**What to work on**
Could you give the records below again exactly as they stand?

**Source information**
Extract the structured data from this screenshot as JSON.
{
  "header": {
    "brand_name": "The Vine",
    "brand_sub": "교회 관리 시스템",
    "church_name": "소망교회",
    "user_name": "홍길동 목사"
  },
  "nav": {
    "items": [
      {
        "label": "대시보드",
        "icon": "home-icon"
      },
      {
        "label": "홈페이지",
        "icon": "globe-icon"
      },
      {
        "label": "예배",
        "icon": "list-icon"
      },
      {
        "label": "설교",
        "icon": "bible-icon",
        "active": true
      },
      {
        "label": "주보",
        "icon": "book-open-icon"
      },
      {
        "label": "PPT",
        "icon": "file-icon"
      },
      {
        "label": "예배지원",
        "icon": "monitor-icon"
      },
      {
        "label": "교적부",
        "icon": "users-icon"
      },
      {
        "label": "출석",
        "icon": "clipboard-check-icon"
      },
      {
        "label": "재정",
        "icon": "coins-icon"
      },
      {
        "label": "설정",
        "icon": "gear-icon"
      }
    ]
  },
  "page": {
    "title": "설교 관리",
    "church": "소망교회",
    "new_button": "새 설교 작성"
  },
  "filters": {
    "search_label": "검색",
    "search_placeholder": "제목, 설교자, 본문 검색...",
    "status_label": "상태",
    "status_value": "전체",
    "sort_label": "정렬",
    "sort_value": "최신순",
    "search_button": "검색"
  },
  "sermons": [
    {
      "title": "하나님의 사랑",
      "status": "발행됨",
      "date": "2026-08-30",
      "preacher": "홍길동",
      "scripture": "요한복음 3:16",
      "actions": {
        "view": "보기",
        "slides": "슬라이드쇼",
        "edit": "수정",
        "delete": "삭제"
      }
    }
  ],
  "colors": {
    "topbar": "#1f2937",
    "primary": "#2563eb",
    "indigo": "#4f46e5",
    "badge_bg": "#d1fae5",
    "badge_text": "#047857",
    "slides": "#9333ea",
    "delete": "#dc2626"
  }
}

**Result for this task**
Extract the structured data from this screenshot as JSON.
{
  "header": {
    "brand_name": "The Vine",
    "brand_sub": "교회 관리 시스템",
    "church_name": "소망교회",
    "user_name": "홍길동 목사"
  },
  "nav": {
    "items": [
      {
        "label": "대시보드",
        "icon": "home-icon"
      },
      {
        "label": "홈페이지",
        "icon": "globe-icon"
      },
      {
        "label": "예배",
        "icon": "list-icon"
      },
      {
        "label": "설교",
        "icon": "bible-icon",
        "active": true
      },
      {
        "label": "주보",
        "icon": "book-open-icon"
      },
      {
        "label": "PPT",
        "icon": "file-icon"
      },
      {
        "label": "예배지원",
        "icon": "monitor-icon"
      },
      {
        "label": "교적부",
        "icon": "users-icon"
      },
      {
        "label": "출석",
        "icon": "clipboard-check-icon"
      },
      {
        "label": "재정",
        "icon": "coins-icon"
      },
      {
        "label": "설정",
        "icon": "gear-icon"
      }
    ]
  },
  "page": {
    "title": "설교 관리",
    "church": "소망교회",
    "new_button": "새 설교 작성"
  },
  "filters": {
    "search_label": "검색",
    "search_placeholder": "제목, 설교자, 본문 검색...",
    "status_label": "상태",
    "status_value": "전체",
    "sort_label": "정렬",
    "sort_value": "최신순",
    "search_button": "검색"
  },
  "sermons": [
    {
      "title": "하나님의 사랑",
      "status": "발행됨",
      "date": "2026-08-30",
      "preacher": "홍길동",
      "scripture": "요한복음 3:16",
      "actions": {
        "view": "보기",
        "slides": "슬라이드쇼",
        "edit": "수정",
        "delete": "삭제"
      }
    }
  ],
  "colors": {
    "topbar": "#1f2937",
    "primary": "#2563eb",
    "indigo": "#4f46e5",
    "badge_bg": "#d1fae5",
    "badge_text": "#047857",
    "slides": "#9333ea",
    "delete": "#dc2626"
  }
}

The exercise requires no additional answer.